Mark Ingram, a professor of French at Goucher College, said he was concerned about how the redistricting plan “doesn’t seem very representative of the Black population in the county.
“And that seems like a legacy of the past that should be changed,” said Ingram, who is white and lives in Towson.
Anne George, of Timonium, said she’s been an activist since the 1960s, and brought a car trunk-full of protest signs. A retired teacher, she is a member of the fair maps coalition and has attended hours of council meetings at which the redistricting drew many detractors speaking against it — to no avail, she fears from the tenor of the council members’ own discussions.
“They all talked as if we didn’t say a thing,” George said.
At 15, Stephanie Avila is at the start of her own activism. A student at George Washington Carver Center for Arts and Technology, she said she previously participated in an environmental cleanup with Hassan.

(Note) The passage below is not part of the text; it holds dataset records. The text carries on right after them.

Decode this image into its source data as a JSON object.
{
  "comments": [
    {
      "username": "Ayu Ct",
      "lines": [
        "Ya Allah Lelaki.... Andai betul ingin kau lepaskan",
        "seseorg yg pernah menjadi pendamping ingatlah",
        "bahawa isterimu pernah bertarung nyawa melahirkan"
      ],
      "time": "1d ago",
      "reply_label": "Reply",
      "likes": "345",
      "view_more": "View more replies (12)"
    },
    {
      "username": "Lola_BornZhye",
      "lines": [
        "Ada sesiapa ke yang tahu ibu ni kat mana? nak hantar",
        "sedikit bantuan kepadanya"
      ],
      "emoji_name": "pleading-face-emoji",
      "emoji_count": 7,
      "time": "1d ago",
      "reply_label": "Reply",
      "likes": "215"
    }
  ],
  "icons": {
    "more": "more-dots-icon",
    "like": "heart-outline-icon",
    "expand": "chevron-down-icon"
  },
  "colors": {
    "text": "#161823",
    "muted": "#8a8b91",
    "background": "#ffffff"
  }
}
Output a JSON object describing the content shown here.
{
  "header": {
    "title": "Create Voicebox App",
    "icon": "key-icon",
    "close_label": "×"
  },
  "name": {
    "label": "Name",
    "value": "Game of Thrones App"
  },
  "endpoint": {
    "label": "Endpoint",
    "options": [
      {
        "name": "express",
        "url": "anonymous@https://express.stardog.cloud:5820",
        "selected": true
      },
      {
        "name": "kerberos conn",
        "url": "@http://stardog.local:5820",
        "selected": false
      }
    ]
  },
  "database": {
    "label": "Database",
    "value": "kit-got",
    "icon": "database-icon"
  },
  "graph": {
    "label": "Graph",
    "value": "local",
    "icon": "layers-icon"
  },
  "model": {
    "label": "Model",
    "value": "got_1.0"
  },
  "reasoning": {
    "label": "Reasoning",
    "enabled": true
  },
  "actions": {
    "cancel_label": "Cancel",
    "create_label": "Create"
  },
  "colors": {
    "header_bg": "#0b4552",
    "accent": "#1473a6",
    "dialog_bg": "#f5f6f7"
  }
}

“We can’t vote,” the Essex resident said, “but we can help our voices be heard a little.”